Last week was a busy week for me. Monday I attended a great class, “Information Anywhere: Mobile Technology, Libraries and Health,” taught by Technology Coordinator of the Greater Midwest Region, Max Anderson. It was very interesting, we learned about various apps and devices used in the medical and health science workplace. We also got a chance to create our own mobile friendly website using Google Site. Google Site might be the perfect resource to create a quick and simple mobile website, but it would work in a pinch for most places that don’t have a lot of tech people who can easily create a whole new mobile website for the library. The big thing to consider when beginning to create a mobile website is to remember that the mobile site is not a mini version of the full website. It is a unique site that is used differently because of the size of smartphone screens AND the way/why we use our smartphone to access a resources.
Another interesting part of the class was the discussion of QR codes. I have been seeing these square codes everywhere, from grave markers, party busses, hotels, in the back of a book, and out on the street. While have seen them in a lot of places, and I have been thinking of the various ways they could be used in a meaningful way in libraries. During the class we learned how we could not only create a QR code but also brand the code by adding our logo. Max slides showed a blue one with NLM in the middle, I couldn’t find that online but here here are some other examples of QR codes with logos. We also did some brain storming on how QR codes could be used in the library. One example that really resonated with me was posting the QR code on the book shelves letting people to scan the code to learn about online textbooks that aren’t on the shelves. Our library just discussed this problem last week in a staff meeting. As we buy more and more online texts and even online reference texts how to we guide people to the updated books that aren’t on the shelf. There are an awful lot of people who still do a lot of shelf browsing and don’t use the catalog to find books. Perhapswe could add the QR code in an obvious area on the shelves and have link to that stack’s subject area to online text books. It is a thought. I’m not sure how it effective it will be but if you could figure out how to measure usage of those codes that could be one way to measure if people are clicking on them.

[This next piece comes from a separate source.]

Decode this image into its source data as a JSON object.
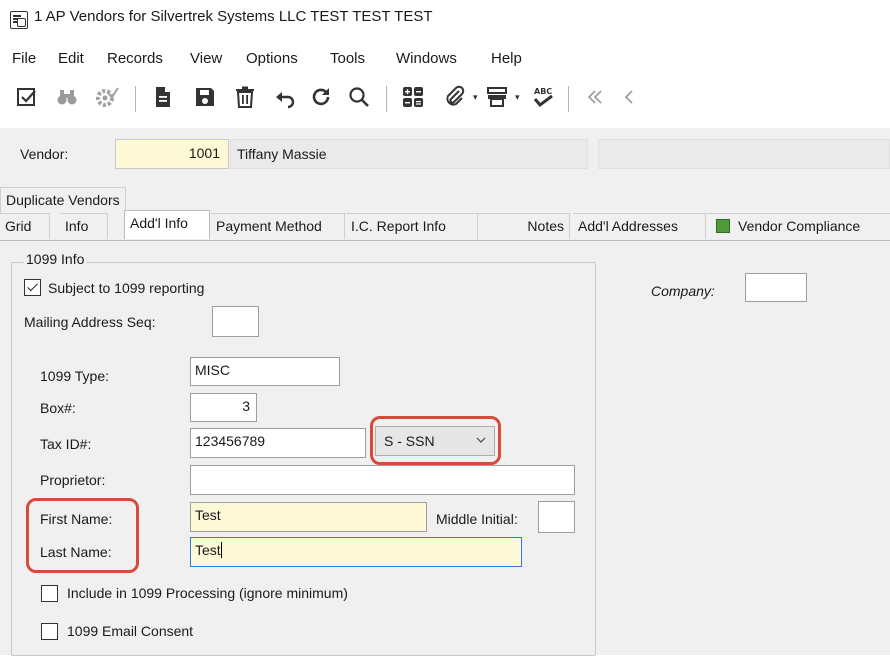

Is your library using QR codes, if so how? Perhaps you aren’t using QR codes but you have an idea on how they can be used, leave a comment so we all can learn.